Task description - Return each entry word for word and skip its pictures.

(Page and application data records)
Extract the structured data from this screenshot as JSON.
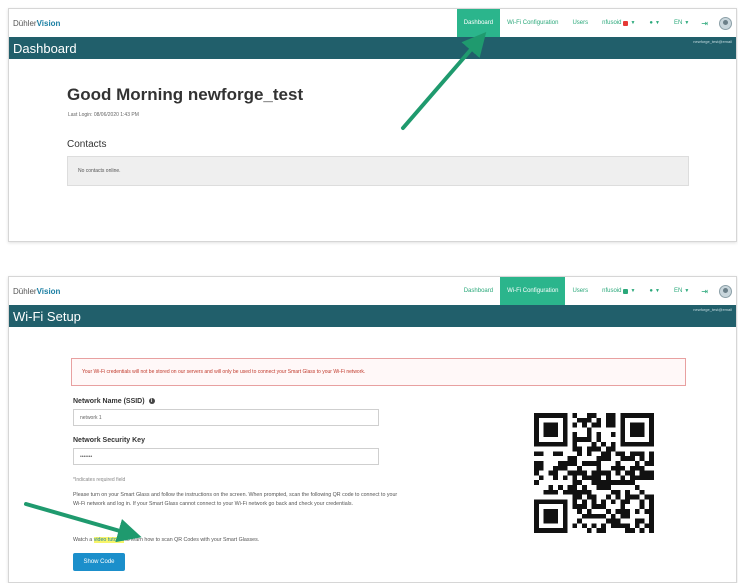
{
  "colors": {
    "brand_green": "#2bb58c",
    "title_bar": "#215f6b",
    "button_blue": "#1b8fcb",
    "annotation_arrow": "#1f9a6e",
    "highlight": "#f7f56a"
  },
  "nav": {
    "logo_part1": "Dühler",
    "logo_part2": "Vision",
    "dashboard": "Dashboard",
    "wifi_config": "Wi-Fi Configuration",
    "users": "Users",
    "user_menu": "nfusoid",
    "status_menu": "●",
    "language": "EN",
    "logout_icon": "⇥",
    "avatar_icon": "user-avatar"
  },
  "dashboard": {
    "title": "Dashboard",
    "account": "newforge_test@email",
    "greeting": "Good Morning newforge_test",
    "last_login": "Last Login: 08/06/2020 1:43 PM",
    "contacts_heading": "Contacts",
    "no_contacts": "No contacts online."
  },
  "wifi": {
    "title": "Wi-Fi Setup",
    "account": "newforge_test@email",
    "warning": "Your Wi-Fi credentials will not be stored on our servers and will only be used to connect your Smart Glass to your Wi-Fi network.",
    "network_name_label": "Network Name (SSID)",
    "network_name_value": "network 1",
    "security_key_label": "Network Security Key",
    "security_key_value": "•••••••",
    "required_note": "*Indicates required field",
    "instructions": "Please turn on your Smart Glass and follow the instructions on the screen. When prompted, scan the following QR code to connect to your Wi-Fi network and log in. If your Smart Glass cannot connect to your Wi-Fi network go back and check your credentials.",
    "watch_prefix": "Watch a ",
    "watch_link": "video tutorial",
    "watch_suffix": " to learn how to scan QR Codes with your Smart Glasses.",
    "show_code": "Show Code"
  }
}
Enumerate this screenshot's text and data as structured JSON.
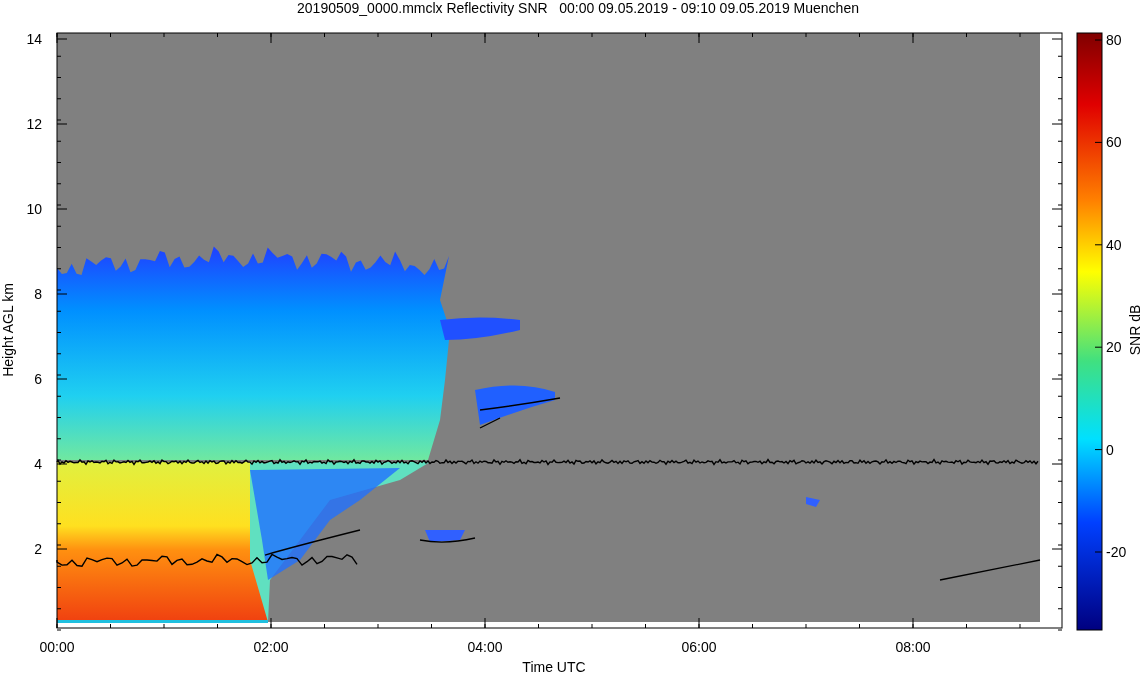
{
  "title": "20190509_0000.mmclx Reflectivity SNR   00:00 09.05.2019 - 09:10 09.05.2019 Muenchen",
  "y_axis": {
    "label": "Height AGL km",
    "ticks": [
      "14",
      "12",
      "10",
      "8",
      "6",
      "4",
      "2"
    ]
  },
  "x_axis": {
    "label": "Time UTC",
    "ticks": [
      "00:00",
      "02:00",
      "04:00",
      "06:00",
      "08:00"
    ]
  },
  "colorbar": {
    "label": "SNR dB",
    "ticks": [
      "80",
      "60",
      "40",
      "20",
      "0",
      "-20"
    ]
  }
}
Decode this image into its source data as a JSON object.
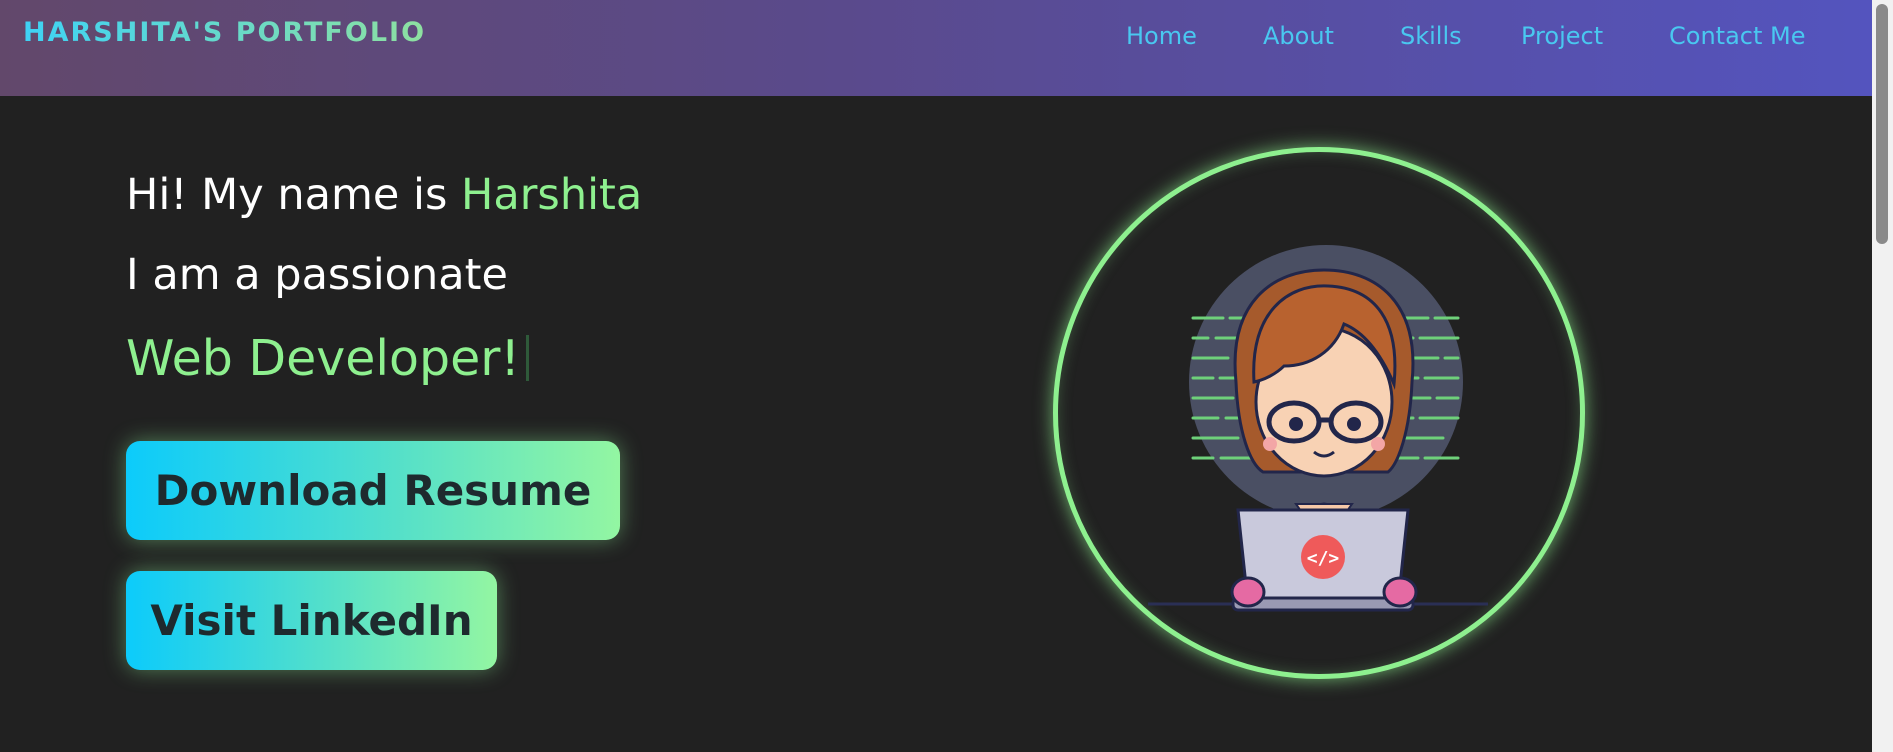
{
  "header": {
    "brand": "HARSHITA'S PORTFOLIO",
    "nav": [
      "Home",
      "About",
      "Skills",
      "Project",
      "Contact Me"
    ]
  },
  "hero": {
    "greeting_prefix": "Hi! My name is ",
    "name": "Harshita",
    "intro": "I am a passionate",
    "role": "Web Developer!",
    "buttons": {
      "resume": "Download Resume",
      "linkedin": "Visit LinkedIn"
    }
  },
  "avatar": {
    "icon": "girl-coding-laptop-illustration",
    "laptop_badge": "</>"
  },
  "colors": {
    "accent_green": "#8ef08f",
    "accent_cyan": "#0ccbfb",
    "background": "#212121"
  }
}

Exercise result -
Extract the structured data from this screenshot as JSON.
{
  "colors": {
    "brand_green": "#2bb58c",
    "title_bar": "#215f6b",
    "button_blue": "#1b8fcb",
    "annotation_arrow": "#1f9a6e",
    "highlight": "#f7f56a"
  },
  "nav": {
    "logo_part1": "Dühler",
    "logo_part2": "Vision",
    "dashboard": "Dashboard",
    "wifi_config": "Wi-Fi Configuration",
    "users": "Users",
    "user_menu": "nfusoid",
    "status_menu": "●",
    "language": "EN",
    "logout_icon": "⇥",
    "avatar_icon": "user-avatar"
  },
  "dashboard": {
    "title": "Dashboard",
    "account": "newforge_test@email",
    "greeting": "Good Morning newforge_test",
    "last_login": "Last Login: 08/06/2020 1:43 PM",
    "contacts_heading": "Contacts",
    "no_contacts": "No contacts online."
  },
  "wifi": {
    "title": "Wi-Fi Setup",
    "account": "newforge_test@email",
    "warning": "Your Wi-Fi credentials will not be stored on our servers and will only be used to connect your Smart Glass to your Wi-Fi network.",
    "network_name_label": "Network Name (SSID)",
    "network_name_value": "network 1",
    "security_key_label": "Network Security Key",
    "security_key_value": "•••••••",
    "required_note": "*Indicates required field",
    "instructions": "Please turn on your Smart Glass and follow the instructions on the screen. When prompted, scan the following QR code to connect to your Wi-Fi network and log in. If your Smart Glass cannot connect to your Wi-Fi network go back and check your credentials.",
    "watch_prefix": "Watch a ",
    "watch_link": "video tutorial",
    "watch_suffix": " to learn how to scan QR Codes with your Smart Glasses.",
    "show_code": "Show Code"
  }
}
Enumerate this screenshot's text and data as structured JSON.
{
  "title": "20190509_0000.mmclx Reflectivity SNR   00:00 09.05.2019 - 09:10 09.05.2019 Muenchen",
  "y_axis": {
    "label": "Height AGL km",
    "ticks": [
      "14",
      "12",
      "10",
      "8",
      "6",
      "4",
      "2"
    ]
  },
  "x_axis": {
    "label": "Time UTC",
    "ticks": [
      "00:00",
      "02:00",
      "04:00",
      "06:00",
      "08:00"
    ]
  },
  "colorbar": {
    "label": "SNR dB",
    "ticks": [
      "80",
      "60",
      "40",
      "20",
      "0",
      "-20"
    ]
  }
}
Decode this image into its source data as a JSON object.
{
  "header": {
    "brand": "HARSHITA'S PORTFOLIO",
    "nav": [
      "Home",
      "About",
      "Skills",
      "Project",
      "Contact Me"
    ]
  },
  "hero": {
    "greeting_prefix": "Hi! My name is ",
    "name": "Harshita",
    "intro": "I am a passionate",
    "role": "Web Developer!",
    "buttons": {
      "resume": "Download Resume",
      "linkedin": "Visit LinkedIn"
    }
  },
  "avatar": {
    "icon": "girl-coding-laptop-illustration",
    "laptop_badge": "</>"
  },
  "colors": {
    "accent_green": "#8ef08f",
    "accent_cyan": "#0ccbfb",
    "background": "#212121"
  }
}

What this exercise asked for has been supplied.